Florida League of Cities

Implementation of the Constitutional Prohibition Against Lobbying by a Public Officer (Support) – PASSED 

CS/CS/HB 7001 (Public Integrity & Elections Committee) implements section 8(f), Article II of the state constitution, approved by voters in 2018. The provision prohibits lobbying by certain public officers both during public service and for a six-year period following vacation of public office. The prohibition applies to lobbying before the federal government, the Legislature, any state agency, or any political subdivision and takes effect December 31, 2022. The prohibition applies to the following public officers: statewide elected officers; legislators; county commissioners; constitutional county officers and county charter officials; school board members; school superintendents; elected municipal officers; elected special district officers in special districts with ad valorem taxing authority; and secretaries, executive directors, and other administrative heads of executive branch departments. The bill defines terms that are not defined in the constitutional provision. Notable definitions in the bill include: “lobby,” “compensation,” “legislative action,” “issue of policy,” “issue of procurement,” “issue of appropriation,” “administrative action,” lobbying before the federal government and lobbying before political subdivisions. The bill provides specified exemptions from the definition of lobbying.

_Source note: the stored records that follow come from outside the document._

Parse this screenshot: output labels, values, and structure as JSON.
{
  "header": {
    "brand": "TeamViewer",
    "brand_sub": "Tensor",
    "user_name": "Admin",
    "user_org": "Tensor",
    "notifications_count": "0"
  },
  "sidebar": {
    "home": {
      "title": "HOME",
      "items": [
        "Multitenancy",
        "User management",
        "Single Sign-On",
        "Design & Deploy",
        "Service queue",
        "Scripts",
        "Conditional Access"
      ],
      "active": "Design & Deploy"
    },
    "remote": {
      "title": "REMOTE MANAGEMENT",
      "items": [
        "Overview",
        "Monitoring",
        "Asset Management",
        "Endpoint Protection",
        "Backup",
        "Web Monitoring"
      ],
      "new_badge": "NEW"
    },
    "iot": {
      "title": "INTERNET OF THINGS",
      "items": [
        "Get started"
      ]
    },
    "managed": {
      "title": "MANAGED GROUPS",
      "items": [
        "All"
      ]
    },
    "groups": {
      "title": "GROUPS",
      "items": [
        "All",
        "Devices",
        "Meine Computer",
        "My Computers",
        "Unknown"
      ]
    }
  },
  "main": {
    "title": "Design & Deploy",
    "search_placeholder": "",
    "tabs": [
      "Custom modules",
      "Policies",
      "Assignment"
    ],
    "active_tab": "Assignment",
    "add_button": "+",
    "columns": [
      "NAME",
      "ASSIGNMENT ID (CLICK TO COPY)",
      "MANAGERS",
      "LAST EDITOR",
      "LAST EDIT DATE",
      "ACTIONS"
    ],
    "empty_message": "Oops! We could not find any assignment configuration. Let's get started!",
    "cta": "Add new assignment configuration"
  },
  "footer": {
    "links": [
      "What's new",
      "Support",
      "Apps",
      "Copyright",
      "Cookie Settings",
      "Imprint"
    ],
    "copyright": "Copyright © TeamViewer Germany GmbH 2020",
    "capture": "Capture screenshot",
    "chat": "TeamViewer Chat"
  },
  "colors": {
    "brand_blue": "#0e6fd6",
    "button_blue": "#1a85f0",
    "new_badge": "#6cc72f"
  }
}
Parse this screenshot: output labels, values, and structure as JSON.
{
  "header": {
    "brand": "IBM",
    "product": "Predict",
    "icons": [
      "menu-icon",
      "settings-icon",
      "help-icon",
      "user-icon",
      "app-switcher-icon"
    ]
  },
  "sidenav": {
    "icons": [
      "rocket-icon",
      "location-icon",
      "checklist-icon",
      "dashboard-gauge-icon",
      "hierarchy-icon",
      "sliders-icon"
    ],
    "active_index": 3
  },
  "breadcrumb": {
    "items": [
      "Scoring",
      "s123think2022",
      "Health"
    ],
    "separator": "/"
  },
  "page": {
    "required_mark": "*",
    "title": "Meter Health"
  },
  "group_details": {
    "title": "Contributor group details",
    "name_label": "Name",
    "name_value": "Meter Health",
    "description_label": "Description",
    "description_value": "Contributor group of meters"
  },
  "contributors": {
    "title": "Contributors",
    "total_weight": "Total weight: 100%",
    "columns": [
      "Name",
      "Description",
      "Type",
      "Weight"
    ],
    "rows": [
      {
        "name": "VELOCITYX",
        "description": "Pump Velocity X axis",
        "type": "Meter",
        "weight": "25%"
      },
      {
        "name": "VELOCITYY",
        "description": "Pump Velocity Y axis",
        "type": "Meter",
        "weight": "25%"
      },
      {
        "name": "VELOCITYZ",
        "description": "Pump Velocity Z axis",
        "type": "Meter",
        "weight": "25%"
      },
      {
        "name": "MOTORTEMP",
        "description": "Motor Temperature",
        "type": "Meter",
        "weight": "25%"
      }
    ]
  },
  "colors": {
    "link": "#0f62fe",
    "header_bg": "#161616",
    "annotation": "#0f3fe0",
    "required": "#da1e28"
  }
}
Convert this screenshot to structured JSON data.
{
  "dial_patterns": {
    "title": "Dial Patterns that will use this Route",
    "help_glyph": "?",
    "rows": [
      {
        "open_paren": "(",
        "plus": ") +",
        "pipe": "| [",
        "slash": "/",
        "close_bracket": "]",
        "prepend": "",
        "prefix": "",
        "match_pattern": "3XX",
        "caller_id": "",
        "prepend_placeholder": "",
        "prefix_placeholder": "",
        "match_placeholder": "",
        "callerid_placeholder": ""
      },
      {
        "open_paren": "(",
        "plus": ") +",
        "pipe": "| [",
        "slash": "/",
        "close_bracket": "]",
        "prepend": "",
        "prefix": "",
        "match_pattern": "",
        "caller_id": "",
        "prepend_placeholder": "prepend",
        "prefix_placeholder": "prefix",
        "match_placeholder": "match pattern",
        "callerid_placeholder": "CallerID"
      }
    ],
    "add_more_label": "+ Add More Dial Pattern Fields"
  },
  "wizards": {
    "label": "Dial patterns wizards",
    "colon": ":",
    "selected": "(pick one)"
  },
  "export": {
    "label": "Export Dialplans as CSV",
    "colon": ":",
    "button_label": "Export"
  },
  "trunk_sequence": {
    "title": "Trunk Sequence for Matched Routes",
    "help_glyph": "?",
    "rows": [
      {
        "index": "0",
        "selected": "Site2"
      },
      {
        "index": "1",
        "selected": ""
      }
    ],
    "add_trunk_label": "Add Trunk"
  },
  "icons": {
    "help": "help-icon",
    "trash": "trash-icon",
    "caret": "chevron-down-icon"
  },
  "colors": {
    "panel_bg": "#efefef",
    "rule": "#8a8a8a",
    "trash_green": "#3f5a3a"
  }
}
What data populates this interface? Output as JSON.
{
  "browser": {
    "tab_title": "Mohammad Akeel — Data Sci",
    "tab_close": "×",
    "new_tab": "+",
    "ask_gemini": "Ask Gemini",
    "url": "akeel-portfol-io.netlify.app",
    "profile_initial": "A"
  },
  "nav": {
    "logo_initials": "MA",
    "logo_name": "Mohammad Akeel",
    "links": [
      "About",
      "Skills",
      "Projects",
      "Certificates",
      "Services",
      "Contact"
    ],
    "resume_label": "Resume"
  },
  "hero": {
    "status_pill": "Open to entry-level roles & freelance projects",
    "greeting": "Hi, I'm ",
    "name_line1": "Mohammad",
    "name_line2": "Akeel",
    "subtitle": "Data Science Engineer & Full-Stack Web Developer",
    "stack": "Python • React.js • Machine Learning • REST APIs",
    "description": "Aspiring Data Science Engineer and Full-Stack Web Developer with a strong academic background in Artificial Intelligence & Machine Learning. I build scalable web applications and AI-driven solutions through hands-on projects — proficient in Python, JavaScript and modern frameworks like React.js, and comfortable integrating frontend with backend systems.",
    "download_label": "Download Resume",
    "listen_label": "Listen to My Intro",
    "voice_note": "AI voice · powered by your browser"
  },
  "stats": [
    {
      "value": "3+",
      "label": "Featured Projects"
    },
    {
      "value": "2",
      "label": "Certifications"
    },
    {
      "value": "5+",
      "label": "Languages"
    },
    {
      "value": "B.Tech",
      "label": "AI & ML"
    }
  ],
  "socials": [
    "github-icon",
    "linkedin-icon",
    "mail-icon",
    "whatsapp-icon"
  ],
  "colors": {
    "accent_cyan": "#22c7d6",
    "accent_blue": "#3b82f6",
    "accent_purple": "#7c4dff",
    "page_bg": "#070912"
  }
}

•“Administrative action” – means any process or decision regulated by Chapter 120. For a political subdivision not regulated by Chapter 120, the term means any action or decision on a license, permit, waiver of regulation, development order or permit, development agreement, any quasi-judicial proceeding on land use matters, any decision subject to judicial review by petition for writ of certiorari, or any other procedure governed by existing law, ordinance, rule or regulation, except on an issue of procurement.

•“Issue of appropriation” – means a legislative decision to expend or approve an expenditure of public funds, including decisions that are delegated to an administrator.

•“Issue of policy” – means a change in a law, ordinance or decision, plan, or course of action designed to influence the actions of a governmental entity or to regulate conduct.

•The term “lobby” does not include the following:

oProviding confidential information for law enforcement purposes;

oAppearing as a witness at the written request of a legislative body or committee, including a legislative delegation meeting;

oAppearing or offering testimony as an expert witness. 

•“Lobby for compensation” – means being employed or contracting for compensation, for the purpose of lobbying, and includes being principally employed for governmental affairs to lobby on behalf of a person or governmental entity; but the term does not include the following:

oA public officer carrying out the duties of his or her public office;

oA public or private employee or officer, acting in the normal course of his or her duties, unless he or she is principally employed for governmental affairs;

oAdvice or services to a governmental entity pursuant to a contractual obligation with the governmental entity;

oRepresentation of a person on a legal claim cognizable in a court of law, in an administrative proceeding, or in front of an adjudicatory body, including representation in prelitigation offers, demands and negotiations, but excluding claims bill representation; 

oRepresentation of a person in any proceeding on a complaint or allegation that could lead to discipline or adverse action against the person; 

oRepresentation of a person with respect to a subpoena or other legal process.

These definitions and others included in the bill should help local and state public officials whose private sector employment requires them to render legal services for clients before various state and political subdivisions. CS/CS/HB 7001 passed the House (117-0) and the Senate (39-0) and is awaiting action by the Governor. (O'Hara)